[Dataset rows for apps and sites]
________________________________________
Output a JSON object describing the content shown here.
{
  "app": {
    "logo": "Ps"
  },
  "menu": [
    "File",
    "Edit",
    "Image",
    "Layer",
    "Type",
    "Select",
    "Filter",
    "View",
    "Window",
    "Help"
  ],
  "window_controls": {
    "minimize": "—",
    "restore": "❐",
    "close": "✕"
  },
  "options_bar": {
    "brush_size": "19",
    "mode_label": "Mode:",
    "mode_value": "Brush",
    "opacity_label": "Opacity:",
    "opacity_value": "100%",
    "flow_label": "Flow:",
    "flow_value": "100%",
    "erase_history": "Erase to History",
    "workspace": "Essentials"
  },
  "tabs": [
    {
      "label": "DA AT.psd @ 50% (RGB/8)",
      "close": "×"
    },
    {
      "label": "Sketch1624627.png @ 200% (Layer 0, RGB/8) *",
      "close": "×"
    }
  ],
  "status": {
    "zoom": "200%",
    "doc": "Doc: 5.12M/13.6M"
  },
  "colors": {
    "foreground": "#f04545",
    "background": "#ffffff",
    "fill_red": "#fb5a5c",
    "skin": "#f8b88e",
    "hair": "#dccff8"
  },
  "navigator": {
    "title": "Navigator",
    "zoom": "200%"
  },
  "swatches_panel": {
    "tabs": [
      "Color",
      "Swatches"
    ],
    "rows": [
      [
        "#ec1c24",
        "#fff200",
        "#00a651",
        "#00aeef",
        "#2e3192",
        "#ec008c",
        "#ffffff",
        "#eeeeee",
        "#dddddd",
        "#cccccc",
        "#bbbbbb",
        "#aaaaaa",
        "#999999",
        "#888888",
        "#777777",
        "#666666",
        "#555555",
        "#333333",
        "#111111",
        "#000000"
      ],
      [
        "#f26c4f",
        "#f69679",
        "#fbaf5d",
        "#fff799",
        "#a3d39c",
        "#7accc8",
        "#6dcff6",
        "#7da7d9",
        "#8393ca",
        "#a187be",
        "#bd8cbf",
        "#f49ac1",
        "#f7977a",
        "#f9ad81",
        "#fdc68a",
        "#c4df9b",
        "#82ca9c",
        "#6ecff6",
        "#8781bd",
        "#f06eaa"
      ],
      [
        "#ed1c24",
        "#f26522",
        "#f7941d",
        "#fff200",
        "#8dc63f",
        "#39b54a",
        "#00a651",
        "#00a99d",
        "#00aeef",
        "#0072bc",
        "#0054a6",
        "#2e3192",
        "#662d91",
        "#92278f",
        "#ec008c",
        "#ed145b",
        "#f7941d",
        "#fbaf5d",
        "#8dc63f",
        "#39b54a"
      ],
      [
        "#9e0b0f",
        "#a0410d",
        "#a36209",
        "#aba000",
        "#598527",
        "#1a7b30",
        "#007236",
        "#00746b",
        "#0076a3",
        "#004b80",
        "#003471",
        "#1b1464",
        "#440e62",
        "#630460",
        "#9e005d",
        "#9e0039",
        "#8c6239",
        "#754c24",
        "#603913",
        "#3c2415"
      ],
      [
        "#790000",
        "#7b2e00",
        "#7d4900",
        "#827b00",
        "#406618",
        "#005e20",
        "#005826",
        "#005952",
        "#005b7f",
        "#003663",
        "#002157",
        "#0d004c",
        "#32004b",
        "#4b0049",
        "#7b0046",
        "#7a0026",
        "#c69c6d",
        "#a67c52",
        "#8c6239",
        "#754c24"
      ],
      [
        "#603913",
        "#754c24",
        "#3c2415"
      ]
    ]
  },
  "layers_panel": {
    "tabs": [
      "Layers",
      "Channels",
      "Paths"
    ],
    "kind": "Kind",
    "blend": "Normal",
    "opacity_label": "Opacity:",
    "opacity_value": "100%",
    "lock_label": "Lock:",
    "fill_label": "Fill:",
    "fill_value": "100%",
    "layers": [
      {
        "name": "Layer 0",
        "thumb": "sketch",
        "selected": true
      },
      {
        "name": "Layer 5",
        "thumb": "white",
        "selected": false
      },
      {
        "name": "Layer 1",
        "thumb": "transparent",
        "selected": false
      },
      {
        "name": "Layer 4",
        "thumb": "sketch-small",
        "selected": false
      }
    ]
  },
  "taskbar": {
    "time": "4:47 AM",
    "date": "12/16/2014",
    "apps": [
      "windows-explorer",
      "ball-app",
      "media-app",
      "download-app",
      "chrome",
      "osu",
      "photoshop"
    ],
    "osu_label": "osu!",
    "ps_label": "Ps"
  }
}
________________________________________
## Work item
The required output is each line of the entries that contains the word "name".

## Answer to this problem
        "name": "Layer 0",
        "name": "Layer 5",
        "name": "Layer 1",
        "name": "Layer 4",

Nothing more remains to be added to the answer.